  •  45
    Review of Radu Bogdan, Our Own Minds: Sociocultural Grounds for Self-Consciousness (review)
    Notre Dame Philosophical Reviews 2011 (2). 2011.
    Our Own Minds presents an account of the nature and development of self-consciousness. Bogdan describes the mind of the infant as outward looking, turning in on itself only at a relatively late stage of development. This it does as a response to the increasingly sophisticated sociocultural pressures it faces throughout infancy and early childhood. The book is difficult to follow (about which, more later) but the main line of argument is this: to begin with, infants are attuned to their physical …Read more
  •  12
    Phenomenology is the general study of the structure of experience, from thought and perception, to self-consciousness, bodily-awareness, and emotion. It is both a fundamental area of philosophy and a major methodological approach within the human sciences. Experiencing Phenomenology is an outstanding introduction to phenomenology. Approaching fundamental phenomenological questions from a critical, systematic perspective whilst paying careful attention to classic phenomenological texts, the book …Read more
  •  256
    Seeing Other People
    Philosophy and Phenomenological Research 81 (3): 731-748. 2010.
    I present a perceptual account of other minds that combines a Husserlian insight about perceptual experience with a functionalist account of mental properties.
  •  232
    I outline an account of perceptual knowledge and assess the extent to which it can be employed in a defence of perceptual accounts of emotion and value recognition. I argue that considerations ruling out lucky knowledge give us some reason to doubt its prospects in the case of value recognition. I also discuss recent empirical work on cultural and contextual influences on emotional expression, arguing that a perceptual account of value recognition is consistent with current evidence.
  •  125
    You and I are watching a spider crawl across the carpet. We are both aware of the spider, and aware that both are so aware. We are jointly attending to it. This collection of essays addresses a bewildering array of questions that arise regarding the notion of joint attention. How should joint attention be characterised in adults? In particular, how can we articulate the sense in which it is plausible to say that nothing is hidden from either participant in cases of joint attention? What is the r…Read more
  •  68

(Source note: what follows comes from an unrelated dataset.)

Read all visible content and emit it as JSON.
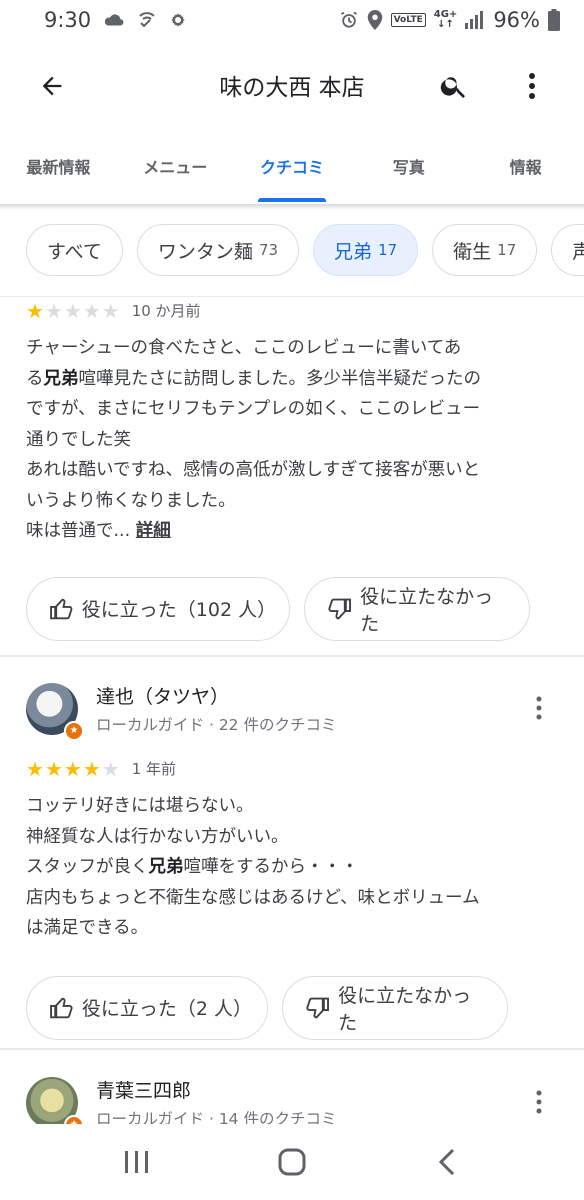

    The Body Claim states that a transcendental condition of self-consciousness is that one experience oneself as embodied. The contention of this thesis is that popular arguments in support of the Body Claim are unconvincing. Understanding the Body Claim requires us to have a clear understanding of both self-consciousness and embodied experience. In the first chapter I lay out two different conceptions of self-consciousness, arguing that the proponent of the Body Claim should think of self-consciou…Read more